At a recent dinner party, I fell into conversation with a Navy SEAL. One might wonder what a history professor has in common with a member of one of the armed services’ most elite forces. But our discussion revealed that we share a great deal in common, including pride in our mission and our service, as well as a deep sense of responsibility to the people in our charge.
The SEAL described some of the challenges that veterans face, many of them very young, when they re-enter civilian life; I spoke of the veteran students I see in my classes at UC San Diego and the way they grapple with questions central to the humanities: What does it mean to be a good citizen in an increasingly complex world? What is the role of ethics in war? Is there a right way to go to war? Is there a way to conduct a moral war?
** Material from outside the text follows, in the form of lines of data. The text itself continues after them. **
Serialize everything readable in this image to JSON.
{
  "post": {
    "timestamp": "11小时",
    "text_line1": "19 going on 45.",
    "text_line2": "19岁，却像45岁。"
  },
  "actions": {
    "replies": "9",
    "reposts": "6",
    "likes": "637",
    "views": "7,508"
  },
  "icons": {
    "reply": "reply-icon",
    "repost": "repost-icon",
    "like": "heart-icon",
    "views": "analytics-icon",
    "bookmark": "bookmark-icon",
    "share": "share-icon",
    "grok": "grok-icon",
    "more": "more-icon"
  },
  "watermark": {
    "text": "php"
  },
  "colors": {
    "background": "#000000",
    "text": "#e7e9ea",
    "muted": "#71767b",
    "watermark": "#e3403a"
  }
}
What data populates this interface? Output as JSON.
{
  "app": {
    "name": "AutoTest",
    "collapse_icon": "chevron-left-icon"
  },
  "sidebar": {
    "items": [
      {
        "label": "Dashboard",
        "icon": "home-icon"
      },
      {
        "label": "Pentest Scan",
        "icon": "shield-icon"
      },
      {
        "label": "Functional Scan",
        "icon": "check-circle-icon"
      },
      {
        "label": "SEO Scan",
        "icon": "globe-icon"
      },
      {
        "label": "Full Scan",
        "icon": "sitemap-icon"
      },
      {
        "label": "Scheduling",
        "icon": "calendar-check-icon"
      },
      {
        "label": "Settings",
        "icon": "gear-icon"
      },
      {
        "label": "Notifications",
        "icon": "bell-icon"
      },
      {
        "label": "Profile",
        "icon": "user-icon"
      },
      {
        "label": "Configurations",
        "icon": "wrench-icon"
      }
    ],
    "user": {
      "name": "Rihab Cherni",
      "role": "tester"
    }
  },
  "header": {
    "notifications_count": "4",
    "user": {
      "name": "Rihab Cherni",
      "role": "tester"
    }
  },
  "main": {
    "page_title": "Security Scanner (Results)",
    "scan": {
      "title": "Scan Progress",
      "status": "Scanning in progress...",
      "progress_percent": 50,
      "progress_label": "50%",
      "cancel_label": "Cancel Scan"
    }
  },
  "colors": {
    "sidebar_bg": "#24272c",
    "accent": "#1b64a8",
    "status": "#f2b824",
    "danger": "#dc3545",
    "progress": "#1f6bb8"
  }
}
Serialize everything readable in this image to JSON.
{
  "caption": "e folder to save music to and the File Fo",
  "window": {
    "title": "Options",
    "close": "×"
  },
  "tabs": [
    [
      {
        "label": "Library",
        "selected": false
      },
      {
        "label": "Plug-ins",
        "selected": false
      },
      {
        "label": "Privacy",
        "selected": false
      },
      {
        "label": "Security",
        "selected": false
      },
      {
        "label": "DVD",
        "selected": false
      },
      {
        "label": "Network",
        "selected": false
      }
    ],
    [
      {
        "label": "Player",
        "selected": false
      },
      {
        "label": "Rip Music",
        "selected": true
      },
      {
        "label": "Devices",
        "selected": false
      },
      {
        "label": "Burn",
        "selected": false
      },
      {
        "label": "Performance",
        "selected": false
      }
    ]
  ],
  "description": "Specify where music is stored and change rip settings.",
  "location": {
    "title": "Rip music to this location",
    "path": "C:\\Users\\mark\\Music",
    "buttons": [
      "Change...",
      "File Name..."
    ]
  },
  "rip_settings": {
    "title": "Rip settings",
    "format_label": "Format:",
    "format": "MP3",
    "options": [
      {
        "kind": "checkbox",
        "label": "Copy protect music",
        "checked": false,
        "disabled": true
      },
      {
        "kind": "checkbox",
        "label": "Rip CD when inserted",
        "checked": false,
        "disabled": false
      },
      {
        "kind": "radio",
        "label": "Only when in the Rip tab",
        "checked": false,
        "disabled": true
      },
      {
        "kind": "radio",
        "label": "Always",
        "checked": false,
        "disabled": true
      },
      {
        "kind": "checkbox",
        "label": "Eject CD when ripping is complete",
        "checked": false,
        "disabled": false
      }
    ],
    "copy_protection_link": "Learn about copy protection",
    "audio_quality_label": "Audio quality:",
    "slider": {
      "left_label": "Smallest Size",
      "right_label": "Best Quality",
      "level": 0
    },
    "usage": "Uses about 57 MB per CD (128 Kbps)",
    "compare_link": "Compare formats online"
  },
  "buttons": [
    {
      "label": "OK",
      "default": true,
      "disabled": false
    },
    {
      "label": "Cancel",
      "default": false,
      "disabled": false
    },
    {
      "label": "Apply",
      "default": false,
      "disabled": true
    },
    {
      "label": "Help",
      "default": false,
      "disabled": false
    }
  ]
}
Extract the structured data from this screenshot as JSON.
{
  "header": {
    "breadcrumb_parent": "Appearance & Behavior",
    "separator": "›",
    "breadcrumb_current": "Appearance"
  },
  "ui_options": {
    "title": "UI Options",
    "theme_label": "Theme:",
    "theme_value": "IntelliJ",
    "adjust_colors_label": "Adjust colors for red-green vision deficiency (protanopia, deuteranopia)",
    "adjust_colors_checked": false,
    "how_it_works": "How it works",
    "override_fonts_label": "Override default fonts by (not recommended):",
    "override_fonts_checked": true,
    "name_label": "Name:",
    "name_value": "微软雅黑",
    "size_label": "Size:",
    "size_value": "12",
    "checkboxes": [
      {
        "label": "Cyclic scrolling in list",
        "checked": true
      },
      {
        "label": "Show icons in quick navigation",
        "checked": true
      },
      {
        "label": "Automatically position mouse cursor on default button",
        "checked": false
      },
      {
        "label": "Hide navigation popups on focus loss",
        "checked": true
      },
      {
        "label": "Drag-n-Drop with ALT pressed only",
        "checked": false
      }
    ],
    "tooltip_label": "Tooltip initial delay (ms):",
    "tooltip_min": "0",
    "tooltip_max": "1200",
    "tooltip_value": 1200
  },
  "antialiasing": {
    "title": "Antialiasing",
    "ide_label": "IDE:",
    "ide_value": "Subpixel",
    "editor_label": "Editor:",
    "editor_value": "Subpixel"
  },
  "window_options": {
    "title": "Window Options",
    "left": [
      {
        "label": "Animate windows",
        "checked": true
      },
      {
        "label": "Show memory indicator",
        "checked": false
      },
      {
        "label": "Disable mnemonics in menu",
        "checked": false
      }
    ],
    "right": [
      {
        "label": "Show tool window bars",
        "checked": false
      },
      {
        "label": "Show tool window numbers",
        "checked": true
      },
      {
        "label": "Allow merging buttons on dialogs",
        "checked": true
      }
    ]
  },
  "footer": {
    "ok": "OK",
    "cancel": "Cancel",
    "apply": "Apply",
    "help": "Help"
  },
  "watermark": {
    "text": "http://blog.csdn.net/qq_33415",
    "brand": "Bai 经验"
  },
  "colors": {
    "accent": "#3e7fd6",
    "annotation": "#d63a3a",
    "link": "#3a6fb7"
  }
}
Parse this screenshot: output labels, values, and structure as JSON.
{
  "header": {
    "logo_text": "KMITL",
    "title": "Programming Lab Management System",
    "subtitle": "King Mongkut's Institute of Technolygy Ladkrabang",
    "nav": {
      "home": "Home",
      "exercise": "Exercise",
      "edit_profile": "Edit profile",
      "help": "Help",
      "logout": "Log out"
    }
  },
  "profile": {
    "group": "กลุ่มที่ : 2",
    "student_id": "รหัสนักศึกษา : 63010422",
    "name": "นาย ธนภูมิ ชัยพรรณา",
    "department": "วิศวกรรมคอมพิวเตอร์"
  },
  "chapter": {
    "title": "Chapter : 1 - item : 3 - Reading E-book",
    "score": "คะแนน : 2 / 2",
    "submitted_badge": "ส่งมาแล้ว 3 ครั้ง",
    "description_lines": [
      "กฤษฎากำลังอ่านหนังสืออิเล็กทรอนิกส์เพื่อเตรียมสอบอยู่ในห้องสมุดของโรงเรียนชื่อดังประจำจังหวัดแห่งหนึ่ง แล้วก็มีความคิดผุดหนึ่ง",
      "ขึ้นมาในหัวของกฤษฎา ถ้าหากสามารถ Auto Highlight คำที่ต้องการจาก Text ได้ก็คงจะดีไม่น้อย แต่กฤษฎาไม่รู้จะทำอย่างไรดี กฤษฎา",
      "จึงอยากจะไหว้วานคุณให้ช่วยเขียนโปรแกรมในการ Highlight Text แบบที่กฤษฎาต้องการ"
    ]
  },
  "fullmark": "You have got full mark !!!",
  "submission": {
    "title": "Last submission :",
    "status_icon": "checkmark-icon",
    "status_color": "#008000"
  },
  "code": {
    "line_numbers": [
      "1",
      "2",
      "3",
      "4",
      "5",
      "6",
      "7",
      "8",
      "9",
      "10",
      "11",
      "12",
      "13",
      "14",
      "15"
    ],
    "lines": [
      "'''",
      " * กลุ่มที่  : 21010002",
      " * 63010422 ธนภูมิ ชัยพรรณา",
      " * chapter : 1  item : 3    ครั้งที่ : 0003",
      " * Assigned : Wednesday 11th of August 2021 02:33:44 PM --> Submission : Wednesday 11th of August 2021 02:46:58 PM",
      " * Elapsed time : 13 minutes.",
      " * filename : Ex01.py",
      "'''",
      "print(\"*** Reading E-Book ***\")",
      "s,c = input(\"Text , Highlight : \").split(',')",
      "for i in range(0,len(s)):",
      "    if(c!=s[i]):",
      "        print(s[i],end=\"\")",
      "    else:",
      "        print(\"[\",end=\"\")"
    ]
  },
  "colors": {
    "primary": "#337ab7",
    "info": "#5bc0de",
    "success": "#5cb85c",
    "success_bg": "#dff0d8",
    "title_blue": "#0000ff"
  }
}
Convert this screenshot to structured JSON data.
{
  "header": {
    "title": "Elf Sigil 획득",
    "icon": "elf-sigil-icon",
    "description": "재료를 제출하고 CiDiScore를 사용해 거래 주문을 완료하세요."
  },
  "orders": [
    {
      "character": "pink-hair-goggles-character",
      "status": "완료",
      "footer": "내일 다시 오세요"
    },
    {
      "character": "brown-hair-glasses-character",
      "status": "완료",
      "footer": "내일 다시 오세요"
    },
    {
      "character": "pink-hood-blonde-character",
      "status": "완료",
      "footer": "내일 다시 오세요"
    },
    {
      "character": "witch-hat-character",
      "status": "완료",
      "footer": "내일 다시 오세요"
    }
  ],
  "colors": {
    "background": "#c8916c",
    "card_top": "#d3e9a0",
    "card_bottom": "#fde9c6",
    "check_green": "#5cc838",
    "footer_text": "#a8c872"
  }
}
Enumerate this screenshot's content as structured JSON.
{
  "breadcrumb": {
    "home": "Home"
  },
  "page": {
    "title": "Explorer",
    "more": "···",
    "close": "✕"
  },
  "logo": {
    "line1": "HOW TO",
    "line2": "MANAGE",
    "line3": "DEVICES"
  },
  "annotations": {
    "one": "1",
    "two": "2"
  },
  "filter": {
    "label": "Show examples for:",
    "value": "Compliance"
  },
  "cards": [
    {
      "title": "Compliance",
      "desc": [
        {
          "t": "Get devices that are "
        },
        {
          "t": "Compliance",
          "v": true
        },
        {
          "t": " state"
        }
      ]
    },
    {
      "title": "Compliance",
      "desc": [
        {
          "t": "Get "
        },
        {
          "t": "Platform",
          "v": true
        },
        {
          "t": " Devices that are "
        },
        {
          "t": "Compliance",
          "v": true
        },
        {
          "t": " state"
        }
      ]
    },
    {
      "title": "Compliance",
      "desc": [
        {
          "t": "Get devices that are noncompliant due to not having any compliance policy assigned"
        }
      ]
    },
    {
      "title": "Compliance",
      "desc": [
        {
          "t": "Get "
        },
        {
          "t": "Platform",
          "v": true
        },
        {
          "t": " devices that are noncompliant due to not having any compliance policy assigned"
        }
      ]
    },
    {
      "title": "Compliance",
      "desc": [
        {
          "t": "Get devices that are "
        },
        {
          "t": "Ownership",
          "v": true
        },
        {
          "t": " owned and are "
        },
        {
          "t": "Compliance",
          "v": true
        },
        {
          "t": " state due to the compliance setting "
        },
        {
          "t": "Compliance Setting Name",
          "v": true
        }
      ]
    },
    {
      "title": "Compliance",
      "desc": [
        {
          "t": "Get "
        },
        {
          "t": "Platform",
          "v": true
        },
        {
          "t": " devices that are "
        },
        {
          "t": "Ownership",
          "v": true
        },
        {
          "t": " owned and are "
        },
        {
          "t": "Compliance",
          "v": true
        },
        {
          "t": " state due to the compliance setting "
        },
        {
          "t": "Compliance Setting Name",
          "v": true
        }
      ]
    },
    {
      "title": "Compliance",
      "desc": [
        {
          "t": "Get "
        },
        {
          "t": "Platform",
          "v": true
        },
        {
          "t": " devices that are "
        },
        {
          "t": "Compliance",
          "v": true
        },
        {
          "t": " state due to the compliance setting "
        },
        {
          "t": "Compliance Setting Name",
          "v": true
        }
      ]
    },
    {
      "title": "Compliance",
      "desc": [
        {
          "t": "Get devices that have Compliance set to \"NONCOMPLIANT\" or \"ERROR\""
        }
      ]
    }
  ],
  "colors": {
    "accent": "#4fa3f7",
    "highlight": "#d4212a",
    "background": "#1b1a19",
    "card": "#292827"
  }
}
Searching for the meaning of life is nothing new among my 20-something-year-old students, but it is even more acute among my returning veteran students. The SEAL was glad to learn of the role that the humanities can play in helping students understand themselves and civilians understand his own experience. He, like me, was dismayed to learn that the Trump administration’s initial 2018 budget called for the closure of the National Endowment for the Humanities (NEH) and the National Endowment for the Arts.